Well... I am not sure we could say it "defined" him. Bobkowski started his first diary as a teenager. Later, there were next notebooks, which he filled with a more sophisticated handwriting and style as well as pictures. When he went to Warsaw to study and Barbara, who was his fiancé at that time, stayed in Cracow, they exchanged around 900 letters. He debuted with a humorous sketch in Tempo Dnia magazine near the end of his studies. It certainly did not make him a writer. Actually, he had a problem with people calling him that until the end of his life. However, what I call "a run-up to writing" in my book was exceptionally important for the development of his writer's awareness. After leaving for France in March 1939 Bobkowski started exchanging copious amounts of letters with the members of his family who stayed in Poland. Apart from many anecdotes and stories from his and Barbara's life at that time, we can also see an extensive sketch for a novel, which he was planning to write. Unfortunately, he did not succeed. And after the World War II broke out, he started writing diaries, which after many years were transformed into Sketches in Ink. I believe that keeping a diary in 1939-1944 made him realize that he had mastered the art of writing literature. It can be seen in the letters he wrote to his family at that time and the inscription for his mother after Sketches were published... It shows that he experienced an intellectual and spiritual awaking in France, after the outbreak of the war.

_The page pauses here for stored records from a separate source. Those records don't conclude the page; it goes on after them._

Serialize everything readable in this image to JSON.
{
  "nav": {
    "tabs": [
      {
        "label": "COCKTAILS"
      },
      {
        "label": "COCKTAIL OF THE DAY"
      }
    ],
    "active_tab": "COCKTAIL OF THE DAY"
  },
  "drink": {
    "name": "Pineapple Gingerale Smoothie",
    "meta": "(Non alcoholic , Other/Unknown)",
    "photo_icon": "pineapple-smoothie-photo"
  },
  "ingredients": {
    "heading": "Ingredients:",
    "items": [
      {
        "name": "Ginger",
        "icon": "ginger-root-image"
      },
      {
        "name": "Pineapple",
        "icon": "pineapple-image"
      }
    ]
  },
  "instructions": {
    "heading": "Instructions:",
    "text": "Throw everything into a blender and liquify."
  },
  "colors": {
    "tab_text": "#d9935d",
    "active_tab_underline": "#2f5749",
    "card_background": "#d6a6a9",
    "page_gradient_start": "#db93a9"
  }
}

The entire education which he had received at home, which was sort of dormant, now turned out to be something significant and full of life. It started "working" in him. So on the one hand, Bobkowski emigrated together with the experience he had accumulated after his press début. On the other hand, he needed a shock coming from the outside for his genuine talent to wake up, so that he could enter the writer's path. In a way, the historical context acted as a catalyst here.

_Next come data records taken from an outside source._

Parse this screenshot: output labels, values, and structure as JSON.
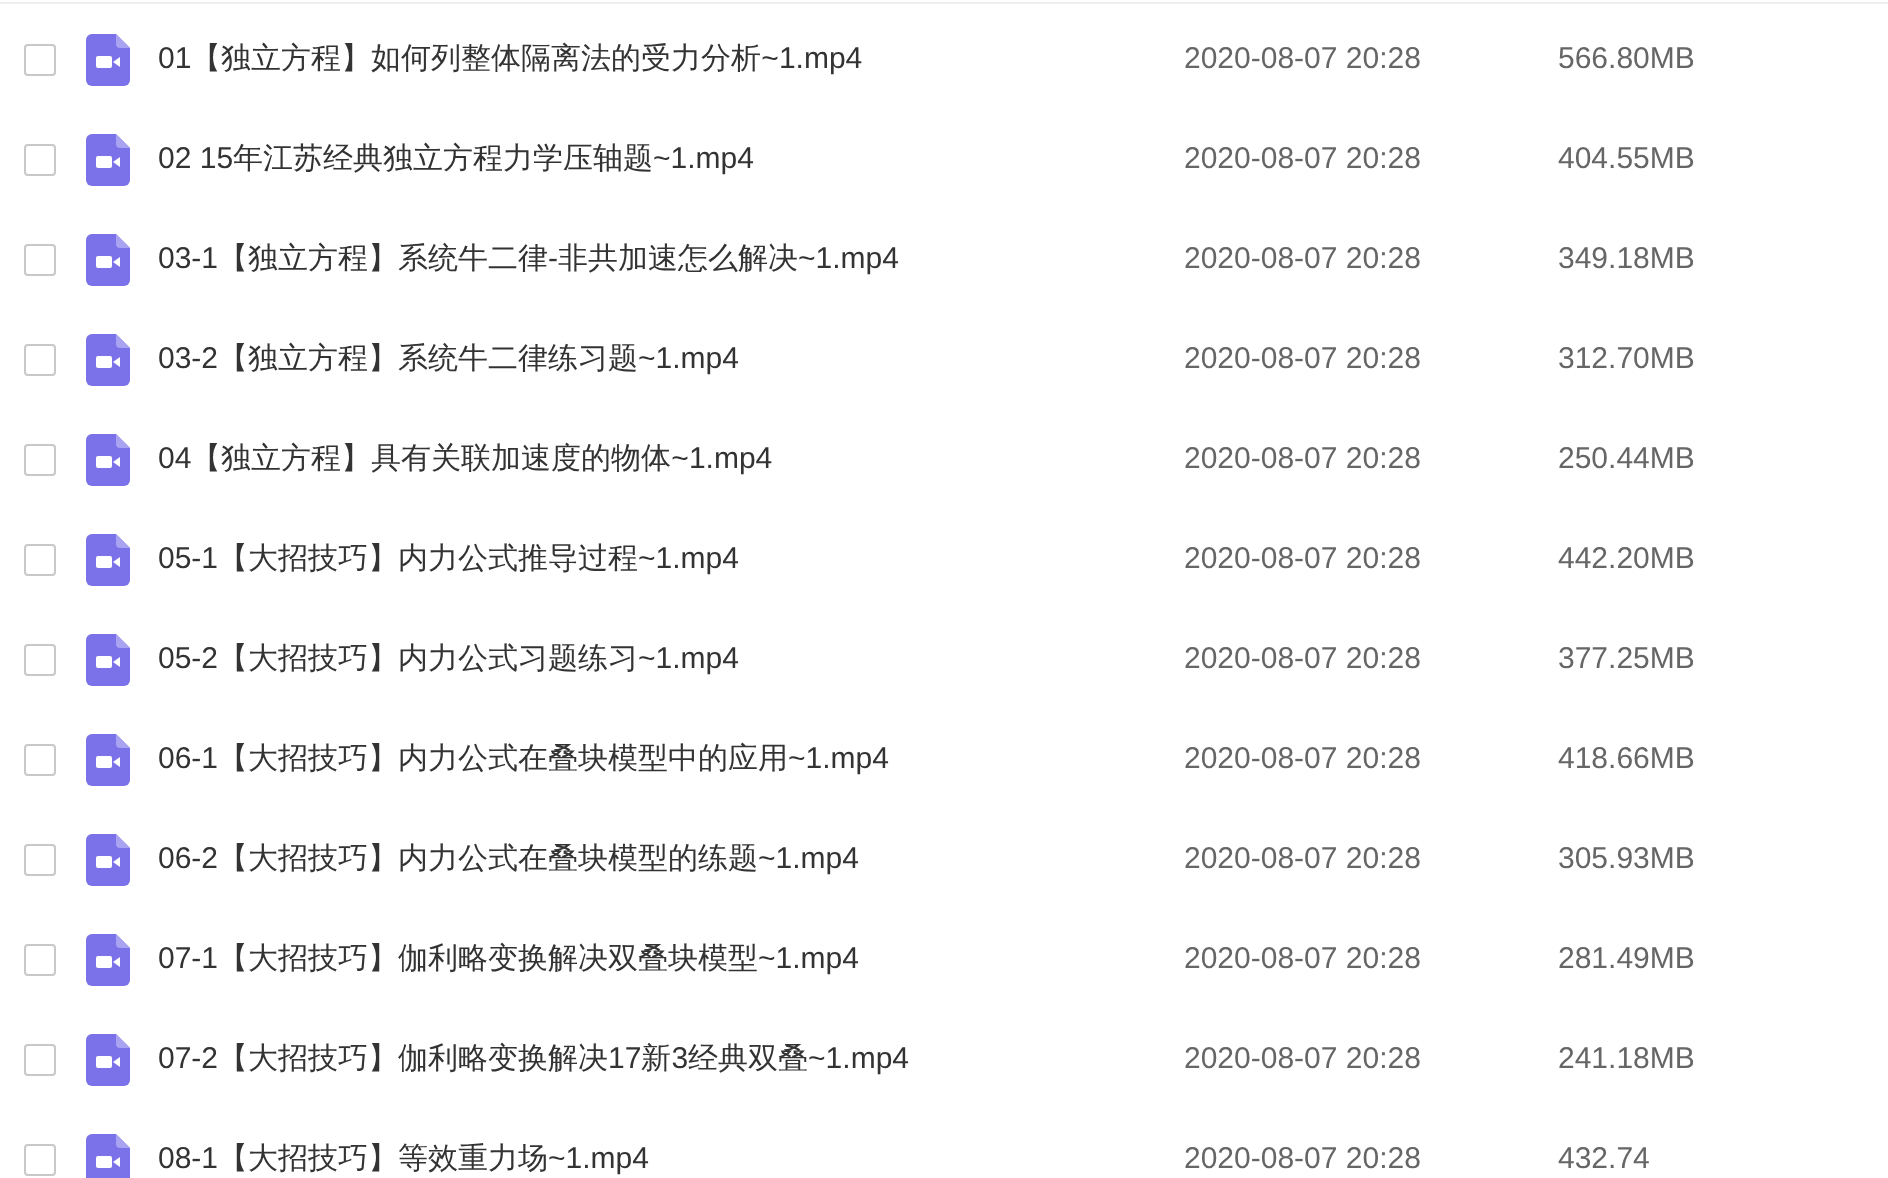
{
  "files": [
    {
      "name": "01【独立方程】如何列整体隔离法的受力分析~1.mp4",
      "modified": "2020-08-07 20:28",
      "size": "566.80MB",
      "checked": false
    },
    {
      "name": "02 15年江苏经典独立方程力学压轴题~1.mp4",
      "modified": "2020-08-07 20:28",
      "size": "404.55MB",
      "checked": false
    },
    {
      "name": "03-1【独立方程】系统牛二律-非共加速怎么解决~1.mp4",
      "modified": "2020-08-07 20:28",
      "size": "349.18MB",
      "checked": false
    },
    {
      "name": "03-2【独立方程】系统牛二律练习题~1.mp4",
      "modified": "2020-08-07 20:28",
      "size": "312.70MB",
      "checked": false
    },
    {
      "name": "04【独立方程】具有关联加速度的物体~1.mp4",
      "modified": "2020-08-07 20:28",
      "size": "250.44MB",
      "checked": false
    },
    {
      "name": "05-1【大招技巧】内力公式推导过程~1.mp4",
      "modified": "2020-08-07 20:28",
      "size": "442.20MB",
      "checked": false
    },
    {
      "name": "05-2【大招技巧】内力公式习题练习~1.mp4",
      "modified": "2020-08-07 20:28",
      "size": "377.25MB",
      "checked": false
    },
    {
      "name": "06-1【大招技巧】内力公式在叠块模型中的应用~1.mp4",
      "modified": "2020-08-07 20:28",
      "size": "418.66MB",
      "checked": false
    },
    {
      "name": "06-2【大招技巧】内力公式在叠块模型的练题~1.mp4",
      "modified": "2020-08-07 20:28",
      "size": "305.93MB",
      "checked": false
    },
    {
      "name": "07-1【大招技巧】伽利略变换解决双叠块模型~1.mp4",
      "modified": "2020-08-07 20:28",
      "size": "281.49MB",
      "checked": false
    },
    {
      "name": "07-2【大招技巧】伽利略变换解决17新3经典双叠~1.mp4",
      "modified": "2020-08-07 20:28",
      "size": "241.18MB",
      "checked": false
    },
    {
      "name": "08-1【大招技巧】等效重力场~1.mp4",
      "modified": "2020-08-07 20:28",
      "size": "432.74",
      "checked": false
    }
  ]
}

The diaries played a major part in the Polish literature of the 20th century, especially as far as writers who wrote abroad are concerned. What is the position of Sketches in Ink, when we compare them to the work by Gombrowicz or Herling-Grudziński?
We would need a long lecture to answer this question thoroughly, but there is no room for that. Generally, it can be said that Bobkowski's diary which he kept during the war was not meant for publication. It was written for him, Basia, his family and friends. So it had a reader's potential, but it was limited to a small circle of people. Both Gombrowicz and Herling-Grudziński, on the other hand, though about printing their texts when writing them. Their texts are not genuine diaries in this sense. However, they apply some principles characteristic of diary writing though they were not supposed to be sensu stricto diaries. Sketches in Ink, on the other hand are a book which was prepared based on that war diary from 1939-1944 and it bears all the consequences of that fact. If Herling-Grudziński is similar to Gomrbrowicz, Bobkowski could be compared to Tyrmand and his Diary 1954. I can refer those who are interested in these issues to my book, On an Arch.
What could surprise today's reader in Sketches in Ink.
Probably the easy manner in which he combines activities which usually are remote from one another: deep historiosophical reflection, trilling cycling, remarkable religiousness and deeply sensual vision of the world, a nearly anarchistic individualism as well as a touching sympathy for the fate of his nation. And the vision of everyday life which gains a fascinating depth in a very simple way.